Originally Posted by

**Bald Student**
I can answer two of these for you but do you mind if I ask what grade you're in?

Bigger disk breaks have more stopping power because of what's called the 'Law of the Lever'. The disk turns about its centre and the stopping force from the break pad is at the rim. The bigger breaks have a bigger radius and the 'stopping power' called torque is equal to the force from the breaking pads multiplied by their distance from the centre, i.e. the radius of the disk. The bigger the disk's radius, the bigger the torque.

The question about why a moving bike stays up is much harder (and it's why I asked your grade. I didn't learn it until I got to college). Anything which travels in a circle experiences a force away from the centre of the circle, this is called a centrifugal force. For example, the centrifugal force is what stops the planets from falling into the Sun, the gravity of the Sun pulls them in but since they're travelling in circles their centrifugal force pushes them back out and cancels out the Sun's gravity.

This is also why you have to lean your bicycle to the side when you take a corner quickly. When you take a corner you are traveling in a part of a circle and the **centrifugal** force pushes you away from the direction you are turning. By leaning into the corner you cancel out the force pushing you away from it.

When you ride along on the straight your bike naturally tends to fall one way or the other, the same as it would if it was still but since you're on it you can turn the handlebars a little to either side to turn in a very small part of a circle and use this **centrifugal **force to push you back up again. You can see this if you cycle in a straight line along wet grass. If you look back at your track you'll see that you were actually turning a little bit from side to side all the time.
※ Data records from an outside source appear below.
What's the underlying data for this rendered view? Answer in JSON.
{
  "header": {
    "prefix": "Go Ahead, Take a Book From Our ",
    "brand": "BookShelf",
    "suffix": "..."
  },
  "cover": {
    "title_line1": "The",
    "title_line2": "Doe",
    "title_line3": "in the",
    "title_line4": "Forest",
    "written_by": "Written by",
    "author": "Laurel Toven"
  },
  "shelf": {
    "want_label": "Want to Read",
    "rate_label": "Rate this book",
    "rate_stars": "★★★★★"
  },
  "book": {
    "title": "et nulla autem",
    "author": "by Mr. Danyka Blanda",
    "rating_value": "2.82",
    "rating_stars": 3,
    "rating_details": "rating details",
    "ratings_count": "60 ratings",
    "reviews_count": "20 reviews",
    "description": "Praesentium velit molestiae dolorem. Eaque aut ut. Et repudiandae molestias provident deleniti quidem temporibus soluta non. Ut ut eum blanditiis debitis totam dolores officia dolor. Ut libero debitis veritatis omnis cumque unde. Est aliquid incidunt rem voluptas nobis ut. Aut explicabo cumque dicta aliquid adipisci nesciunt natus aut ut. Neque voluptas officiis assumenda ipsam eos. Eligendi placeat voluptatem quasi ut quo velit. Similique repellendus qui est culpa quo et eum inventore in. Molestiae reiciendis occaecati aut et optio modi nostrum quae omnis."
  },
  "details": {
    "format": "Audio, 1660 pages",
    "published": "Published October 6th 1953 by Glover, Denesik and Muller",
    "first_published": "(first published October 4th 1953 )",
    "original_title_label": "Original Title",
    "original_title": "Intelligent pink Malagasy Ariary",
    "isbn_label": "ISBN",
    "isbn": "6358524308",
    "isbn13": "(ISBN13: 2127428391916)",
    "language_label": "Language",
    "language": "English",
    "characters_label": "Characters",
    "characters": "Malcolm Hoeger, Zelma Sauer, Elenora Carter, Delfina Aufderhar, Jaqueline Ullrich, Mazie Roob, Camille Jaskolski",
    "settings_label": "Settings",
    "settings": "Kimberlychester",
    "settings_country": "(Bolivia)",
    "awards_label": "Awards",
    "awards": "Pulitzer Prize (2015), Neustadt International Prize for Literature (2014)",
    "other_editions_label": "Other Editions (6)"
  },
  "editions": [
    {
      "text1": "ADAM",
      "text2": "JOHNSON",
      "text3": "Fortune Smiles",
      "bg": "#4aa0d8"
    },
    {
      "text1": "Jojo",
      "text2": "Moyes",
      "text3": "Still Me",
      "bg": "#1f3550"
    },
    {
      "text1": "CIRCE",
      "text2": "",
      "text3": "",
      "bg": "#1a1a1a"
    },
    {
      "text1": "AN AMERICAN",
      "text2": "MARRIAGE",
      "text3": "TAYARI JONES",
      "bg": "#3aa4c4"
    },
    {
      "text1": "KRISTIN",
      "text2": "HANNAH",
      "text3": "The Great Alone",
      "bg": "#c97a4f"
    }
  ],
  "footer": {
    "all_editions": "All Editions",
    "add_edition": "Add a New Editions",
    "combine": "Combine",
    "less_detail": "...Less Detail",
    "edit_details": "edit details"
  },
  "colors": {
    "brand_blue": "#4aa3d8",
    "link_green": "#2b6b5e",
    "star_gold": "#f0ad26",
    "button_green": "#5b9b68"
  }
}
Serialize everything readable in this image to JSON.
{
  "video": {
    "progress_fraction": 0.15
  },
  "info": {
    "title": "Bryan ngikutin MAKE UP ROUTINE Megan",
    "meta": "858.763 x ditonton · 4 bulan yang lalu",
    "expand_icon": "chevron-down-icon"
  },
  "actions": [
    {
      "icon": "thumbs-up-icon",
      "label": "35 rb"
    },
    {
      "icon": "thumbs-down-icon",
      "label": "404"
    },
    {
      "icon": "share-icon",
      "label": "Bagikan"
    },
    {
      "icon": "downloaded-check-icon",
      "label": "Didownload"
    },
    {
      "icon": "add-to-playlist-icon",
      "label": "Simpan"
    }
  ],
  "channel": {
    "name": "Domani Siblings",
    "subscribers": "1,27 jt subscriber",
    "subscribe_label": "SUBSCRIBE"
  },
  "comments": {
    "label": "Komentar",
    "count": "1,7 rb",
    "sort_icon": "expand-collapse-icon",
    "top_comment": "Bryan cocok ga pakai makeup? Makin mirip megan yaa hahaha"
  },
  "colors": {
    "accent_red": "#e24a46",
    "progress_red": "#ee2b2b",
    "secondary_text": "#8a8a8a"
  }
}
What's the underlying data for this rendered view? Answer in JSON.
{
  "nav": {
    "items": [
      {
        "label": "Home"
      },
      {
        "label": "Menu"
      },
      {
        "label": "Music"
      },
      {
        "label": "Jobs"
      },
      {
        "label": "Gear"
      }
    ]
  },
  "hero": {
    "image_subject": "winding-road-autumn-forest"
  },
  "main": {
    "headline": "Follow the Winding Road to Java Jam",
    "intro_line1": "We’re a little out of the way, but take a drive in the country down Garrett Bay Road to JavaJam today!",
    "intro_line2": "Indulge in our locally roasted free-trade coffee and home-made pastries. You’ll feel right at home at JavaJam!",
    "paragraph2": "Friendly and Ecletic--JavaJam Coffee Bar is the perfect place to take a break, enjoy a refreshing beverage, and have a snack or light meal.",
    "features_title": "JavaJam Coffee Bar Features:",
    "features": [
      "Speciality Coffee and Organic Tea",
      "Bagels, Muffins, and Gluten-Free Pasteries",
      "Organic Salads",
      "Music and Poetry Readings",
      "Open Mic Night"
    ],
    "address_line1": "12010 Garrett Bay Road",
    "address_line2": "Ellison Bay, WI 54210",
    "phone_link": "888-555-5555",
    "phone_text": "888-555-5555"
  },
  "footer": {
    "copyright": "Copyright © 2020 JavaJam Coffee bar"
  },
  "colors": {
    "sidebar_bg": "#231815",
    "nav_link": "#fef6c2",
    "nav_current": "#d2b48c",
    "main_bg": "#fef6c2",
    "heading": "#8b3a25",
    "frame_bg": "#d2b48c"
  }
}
The reason you can't balance on your bike when you're stopped is because when you turn the handlebars you're still not moving so you don't get any **centrifugal** force.

Let me know if you understand that and if you do I'll tell you some more.